So you start out driving the thunderbird and get on it, the boost gauge reads 7 psi when you dig deep into the pedal and hey, it's got some oomph. Flip the first switch's cover and set it to ON, and a little red light at the tip of the switch glows red.
Now when you get on it, you hear the whine of a high pressure pump in a 3 gallon outboard boat gas tank positioned behind the drivers seat. This happens at around 5 psi of boost, and a small red light shows up next to the gauge indicating that yes, alcohol and water are being injected into the engine. Hey, it feels peppier now.
Arm the second switch, flip it. And now when you get on it, the boost gauge swings far to the right and hovers at 20 psi, and your ass is now firmly stuck to the back of the seat as the car rockets forward... turbo shrieking like something has gone terribly wrong. But it hasn't. In fact the engine pulls hard and smooth now.
3 gallons should be enough for about 15 minutes of constant full throttle, which is a very long time. I'll probably need to fill it every 1500 miles or so. I can get the alcohol from the hardware store in 1 gallon container, and distilled water keeps it below 50%. By keeping it below that percentage, if there is a backfire it's unlikely to ignite the alcohol.
The whole system is self contained and sealed, since it's designed for an outboard motor and has a handle and can be carried around on it's side.
Total cost of the project: Under $100

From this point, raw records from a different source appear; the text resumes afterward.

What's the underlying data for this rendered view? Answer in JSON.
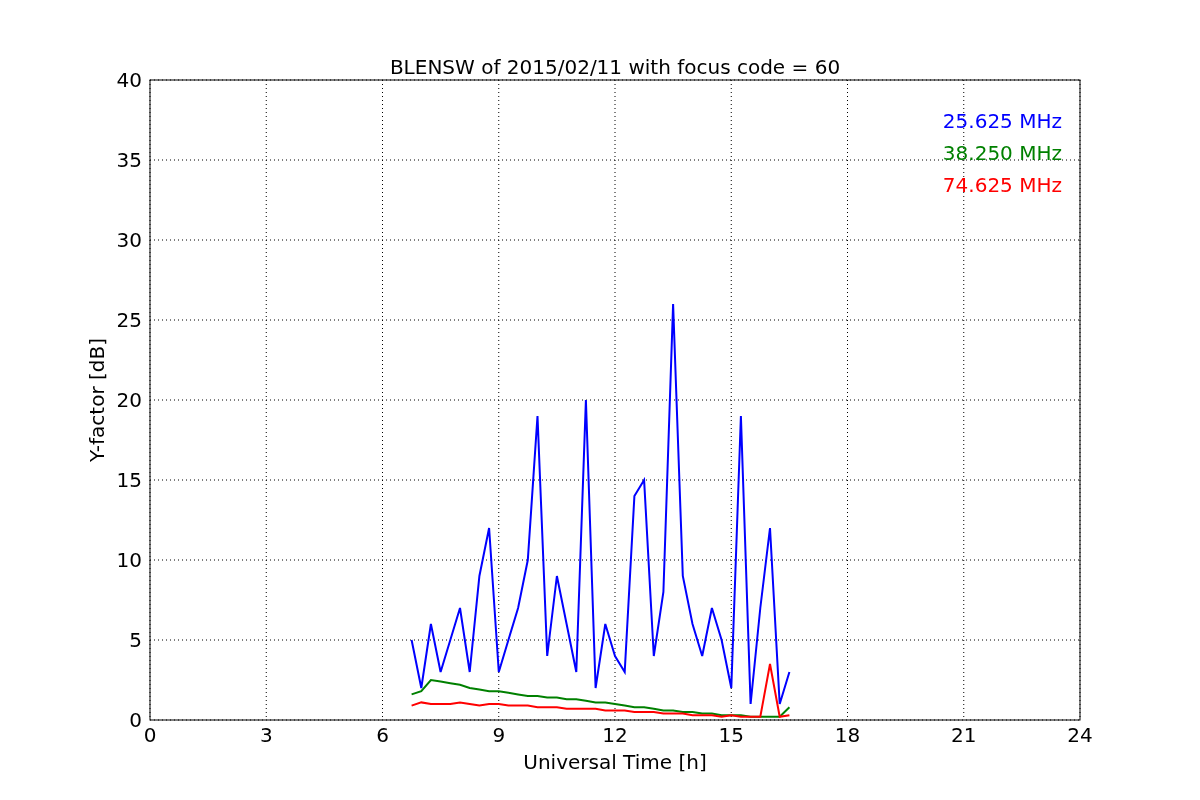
{
  "figure": {
    "chart_data": {
      "type": "line",
      "title": "BLENSW of 2015/02/11 with focus code = 60",
      "xlabel": "Universal Time [h]",
      "ylabel": "Y-factor [dB]",
      "x": [
        6.75,
        7.0,
        7.25,
        7.5,
        7.75,
        8.0,
        8.25,
        8.5,
        8.75,
        9.0,
        9.25,
        9.5,
        9.75,
        10.0,
        10.25,
        10.5,
        10.75,
        11.0,
        11.25,
        11.5,
        11.75,
        12.0,
        12.25,
        12.5,
        12.75,
        13.0,
        13.25,
        13.5,
        13.75,
        14.0,
        14.25,
        14.5,
        14.75,
        15.0,
        15.25,
        15.5,
        15.75,
        16.0,
        16.25,
        16.5
      ],
      "series": [
        {
          "name": "25.625 MHz",
          "color": "#0000ff",
          "values": [
            5,
            2,
            6,
            3,
            5,
            7,
            3,
            9,
            12,
            3,
            5,
            7,
            10,
            19,
            4,
            9,
            6,
            3,
            20,
            2,
            6,
            4,
            3,
            14,
            15,
            4,
            8,
            26,
            9,
            6,
            4,
            7,
            5,
            2,
            19,
            1,
            7,
            12,
            1,
            3
          ]
        },
        {
          "name": "38.250 MHz",
          "color": "#008000",
          "values": [
            1.6,
            1.8,
            2.5,
            2.4,
            2.3,
            2.2,
            2.0,
            1.9,
            1.8,
            1.8,
            1.7,
            1.6,
            1.5,
            1.5,
            1.4,
            1.4,
            1.3,
            1.3,
            1.2,
            1.1,
            1.1,
            1.0,
            0.9,
            0.8,
            0.8,
            0.7,
            0.6,
            0.6,
            0.5,
            0.5,
            0.4,
            0.4,
            0.3,
            0.3,
            0.3,
            0.2,
            0.2,
            0.2,
            0.2,
            0.8
          ]
        },
        {
          "name": "74.625 MHz",
          "color": "#ff0000",
          "values": [
            0.9,
            1.1,
            1.0,
            1.0,
            1.0,
            1.1,
            1.0,
            0.9,
            1.0,
            1.0,
            0.9,
            0.9,
            0.9,
            0.8,
            0.8,
            0.8,
            0.7,
            0.7,
            0.7,
            0.7,
            0.6,
            0.6,
            0.6,
            0.5,
            0.5,
            0.5,
            0.4,
            0.4,
            0.4,
            0.3,
            0.3,
            0.3,
            0.2,
            0.3,
            0.2,
            0.2,
            0.2,
            3.5,
            0.2,
            0.3
          ]
        }
      ],
      "xlim": [
        0,
        24
      ],
      "ylim": [
        0,
        40
      ],
      "xticks": [
        0,
        3,
        6,
        9,
        12,
        15,
        18,
        21,
        24
      ],
      "yticks": [
        0,
        5,
        10,
        15,
        20,
        25,
        30,
        35,
        40
      ],
      "grid": true
    }
  }
}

A ton of thanks goes out to my friend Adam for helping with this project. Without him I'd never have finished it this weekend.